COTA Queensland Chief Executive, Mark Tucker-Evans commended the Electoral Commission Queensland (ECQ) for initiating special voting times between 9:00am and 11:00am daily for more vulnerable electors including people aged 60 year and over.
Older people are more susceptible to getting sick with COVID-19 particularly those who have chronic illnesses and who may have a weakened immune system.
Pre-polling is available at 128 early voting centres between 9:00am and 9:00pm on Wednesday and Thursday this week and next week and on Saturday 21 March between 9:00am and 5:00pm. All details for the 2020 local government elections is available on www.ecq.qld.gov.au.
Residential aged care residents will be able to participate in the local government election by way of phone voting.
19 March – Special supermarket opening hours for older Australians
Special measures, such as additional opening hours, have been introduced at major supermarkets to help older Australians, and people with disabilities, get access to the supplies they need.
Two major retailers are opening one hour prior to their revised usual trading hours. For Woolworths and Coles this is currently occurring from 07:00am to 08:00am each day. But hours may vary by store, so check with your local supermarket.
These special hours are available exclusively for older people and people with a disability. You will be asked to present your Australian Government (Centrelink) issued Pensioner Concession Card or Commonwealth Seniors Health Card, and Health Care Card or your state Government issued ‘Seniors Cards’ or ‘Companion card’.
Other supermarkets may also have special arrangements for older people. Please contact your local supermarket directly for more information.
I received an email/sms/phone call about COVID-19 from someone I don’t trust – is it a scam?
Unfortunately, there have been multiple reports of scams related to COVID-19. For the most accurate and up-to-date information on COVID-19, please rely on Australian Government material.
If you receive communication that you think may be a scam, delete the messages. Do not open any attachments, and do not click on any links. If you think someone may have accessed your financial information, contact your bank immediately.
For the most up-to-date information on scams in Australia, please go to https://www.staysmartonline.gov.au/ or call 1300 292 371.
We understand that this a confusing and unpredictable time, but we ask that you look out for one another. Older people are one of the groups most vulnerable to the virus. It is important that we all practice good hygiene and take sensible precautions to keep ourselves and each other safe.
What is COTA Queensland doing?

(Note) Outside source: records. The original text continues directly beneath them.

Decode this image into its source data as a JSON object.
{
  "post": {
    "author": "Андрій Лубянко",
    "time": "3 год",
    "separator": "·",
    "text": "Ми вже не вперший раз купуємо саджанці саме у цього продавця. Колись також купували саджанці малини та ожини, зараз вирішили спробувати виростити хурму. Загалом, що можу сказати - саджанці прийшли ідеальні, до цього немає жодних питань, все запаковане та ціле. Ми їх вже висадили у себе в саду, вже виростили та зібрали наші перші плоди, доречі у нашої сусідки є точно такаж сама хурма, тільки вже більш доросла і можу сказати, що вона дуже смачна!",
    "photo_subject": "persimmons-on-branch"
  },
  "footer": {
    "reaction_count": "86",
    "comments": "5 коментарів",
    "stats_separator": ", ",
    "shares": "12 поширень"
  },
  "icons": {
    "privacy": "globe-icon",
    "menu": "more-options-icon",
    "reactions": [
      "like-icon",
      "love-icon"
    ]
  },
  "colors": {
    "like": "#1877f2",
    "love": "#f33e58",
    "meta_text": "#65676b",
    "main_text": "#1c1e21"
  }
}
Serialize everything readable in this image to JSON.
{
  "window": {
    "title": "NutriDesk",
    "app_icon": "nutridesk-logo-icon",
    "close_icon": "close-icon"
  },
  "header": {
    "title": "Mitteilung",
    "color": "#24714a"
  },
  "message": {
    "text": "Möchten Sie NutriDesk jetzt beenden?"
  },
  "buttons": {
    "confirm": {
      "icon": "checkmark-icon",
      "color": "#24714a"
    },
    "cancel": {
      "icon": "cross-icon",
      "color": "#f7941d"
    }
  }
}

COTA Queensland’s Chief Executive continues to be involved in discussions about the COVID-19 pandemic with government officials and staff are informed through various credible sources.

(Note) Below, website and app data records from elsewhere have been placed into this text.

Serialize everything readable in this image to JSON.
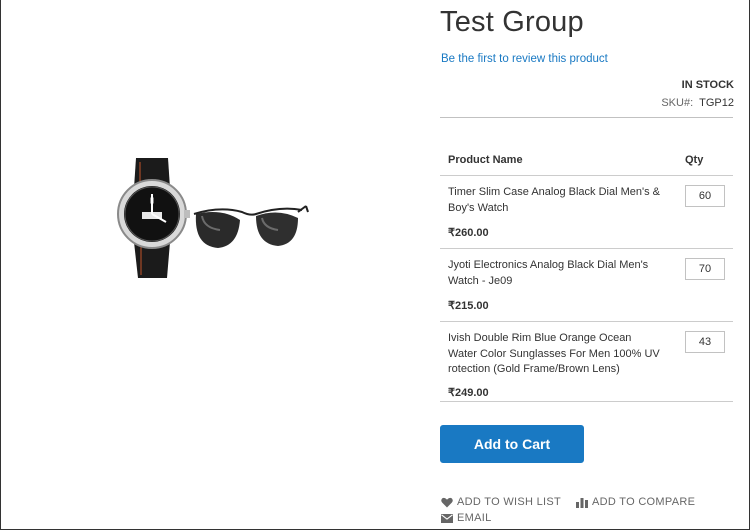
{
  "product": {
    "title": "Test Group",
    "review_link": "Be the first to review this product",
    "stock": "IN STOCK",
    "sku_label": "SKU#:",
    "sku_value": "TGP12"
  },
  "grouped_table": {
    "col_name": "Product Name",
    "col_qty": "Qty",
    "rows": [
      {
        "name": "Timer Slim Case Analog Black Dial Men's & Boy's Watch",
        "price": "₹260.00",
        "qty": "60"
      },
      {
        "name": "Jyoti Electronics Analog Black Dial Men's Watch - Je09",
        "price": "₹215.00",
        "qty": "70"
      },
      {
        "name": "Ivish Double Rim Blue Orange Ocean Water Color Sunglasses For Men 100% UV rotection (Gold Frame/Brown Lens)",
        "price": "₹249.00",
        "qty": "43"
      }
    ]
  },
  "actions": {
    "add_to_cart": "Add to Cart",
    "wishlist": "ADD TO WISH LIST",
    "compare": "ADD TO COMPARE",
    "email": "EMAIL"
  },
  "icons": {
    "wishlist": "heart-icon",
    "compare": "bar-chart-icon",
    "email": "envelope-icon"
  },
  "colors": {
    "accent": "#1979c3",
    "text": "#333333"
  }
}
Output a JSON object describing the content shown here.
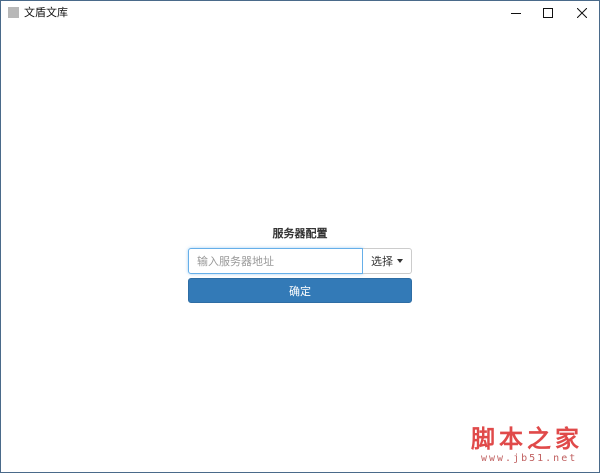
{
  "window": {
    "title": "文盾文库",
    "icons": {
      "app": "app-icon",
      "minimize": "minimize-icon",
      "maximize": "maximize-icon",
      "close": "close-icon"
    }
  },
  "config": {
    "title": "服务器配置",
    "server_input": {
      "value": "",
      "placeholder": "输入服务器地址"
    },
    "select_label": "选择",
    "select_icon": "caret-down-icon",
    "confirm_label": "确定"
  },
  "watermark": {
    "chinese": "脚本之家",
    "url": "www.jb51.net"
  },
  "colors": {
    "primary": "#337ab7",
    "input_focus": "#66afe9",
    "watermark": "#e04a4a"
  }
}
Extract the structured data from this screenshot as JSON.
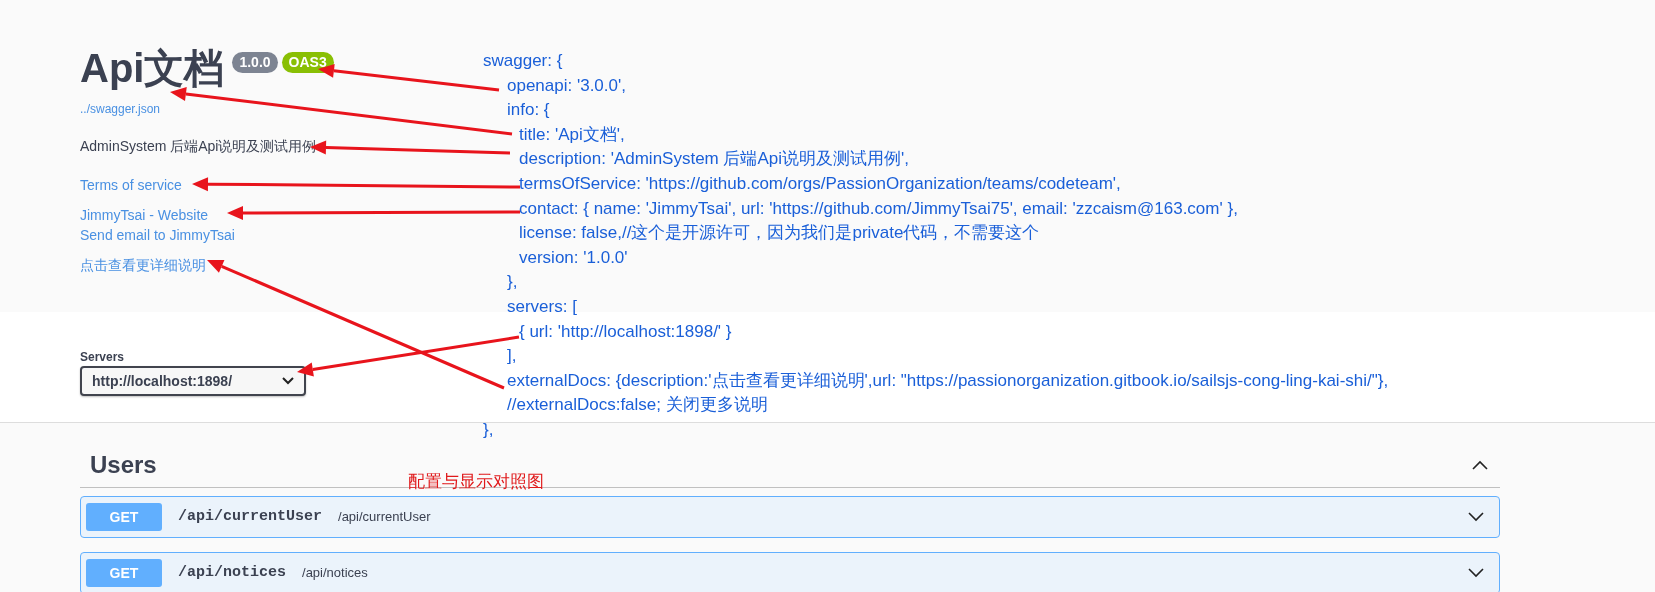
{
  "info": {
    "title": "Api文档",
    "version": "1.0.0",
    "oas_badge": "OAS3",
    "spec_link": "../swagger.json",
    "description": "AdminSystem 后端Api说明及测试用例",
    "terms_link": "Terms of service",
    "contact_links": [
      "JimmyTsai - Website",
      "Send email to JimmyTsai"
    ],
    "external_docs_link": "点击查看更详细说明"
  },
  "servers": {
    "label": "Servers",
    "value": "http://localhost:1898/"
  },
  "tag": {
    "name": "Users",
    "expanded": true,
    "operations": [
      {
        "method": "GET",
        "path": "/api/currentUser",
        "summary": "/api/currentUser",
        "expanded": false
      },
      {
        "method": "GET",
        "path": "/api/notices",
        "summary": "/api/notices",
        "expanded": false
      }
    ]
  },
  "annotation": {
    "caption": "配置与显示对照图",
    "code": [
      {
        "text": "swagger: {",
        "close": "},",
        "children": [
          {
            "text": "openapi: '3.0.0',"
          },
          {
            "text": "info: {",
            "close": "},",
            "children": [
              {
                "text": "title: 'Api文档',"
              },
              {
                "text": "description: 'AdminSystem 后端Api说明及测试用例',"
              },
              {
                "text": "termsOfService: 'https://github.com/orgs/PassionOrganization/teams/codeteam',"
              },
              {
                "text": "contact: { name: 'JimmyTsai', url: 'https://github.com/JimmyTsai75', email: 'zzcaism@163.com' },"
              },
              {
                "text": "license: false,//这个是开源许可，因为我们是private代码，不需要这个"
              },
              {
                "text": "version: '1.0.0'"
              }
            ]
          },
          {
            "text": "servers: [",
            "close": "],",
            "children": [
              {
                "text": "{ url: 'http://localhost:1898/' }"
              }
            ]
          },
          {
            "text": "externalDocs: {description:'点击查看更详细说明',url: \"https://passionorganization.gitbook.io/sailsjs-cong-ling-kai-shi/\"},"
          },
          {
            "text": "//externalDocs:false; 关闭更多说明"
          }
        ]
      }
    ]
  }
}
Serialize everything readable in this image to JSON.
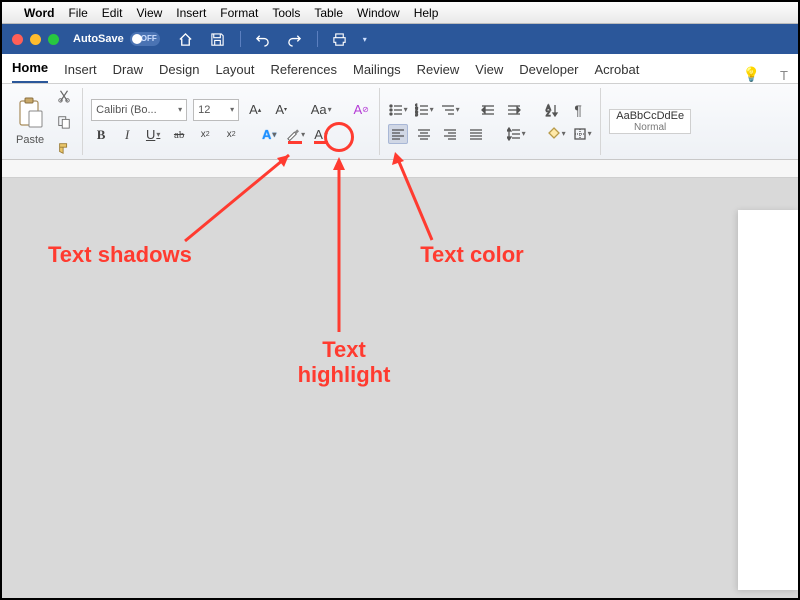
{
  "menubar": {
    "app": "Word",
    "items": [
      "File",
      "Edit",
      "View",
      "Insert",
      "Format",
      "Tools",
      "Table",
      "Window",
      "Help"
    ]
  },
  "titlebar": {
    "autosave_label": "AutoSave",
    "autosave_state": "OFF"
  },
  "tabs": {
    "items": [
      "Home",
      "Insert",
      "Draw",
      "Design",
      "Layout",
      "References",
      "Mailings",
      "Review",
      "View",
      "Developer",
      "Acrobat"
    ],
    "active": "Home",
    "trail": "T"
  },
  "ribbon": {
    "clipboard": {
      "paste": "Paste"
    },
    "font": {
      "name": "Calibri (Bo...",
      "size": "12",
      "bold": "B",
      "italic": "I",
      "underline": "U",
      "strike": "ab",
      "sub": "x",
      "sup": "x",
      "grow": "A",
      "shrink": "A",
      "case": "Aa",
      "clear": "A",
      "effects": "A",
      "highlight": "ab",
      "color": "A"
    },
    "styles": {
      "sample": "AaBbCcDdEe",
      "name": "Normal"
    }
  },
  "annotations": {
    "shadows": "Text shadows",
    "highlight": "Text\nhighlight",
    "color": "Text color"
  }
}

We are receiving regular updates from the State government, from the Federal Government through the Department of Health and also through COTA Australia, as well as through the World Health Organisation. We are involved on an ongoing basis in discussions about the pandemic, its impacts on older people and on the aged care sector, and Government responses to address these impacts and we will keep you updated as things develop.
We have also made changes to the way we work. This includes:
- Staff working from home, communicating and collaborating virtually.
- Minimising travel, including interstate travel.
- Limiting larger face to face meetings and converting meetings to video where possible.
- Limiting our involvement in public events and postponing planned public events that cannot be held virtually.
Aside from these changes we are all continuing our work as usual and we meet virtually on a regular basis. Our phones are forwarded, so you can be assured we are available as usual continuing to advocate for Queenslanders as we age, whatever the circumstances.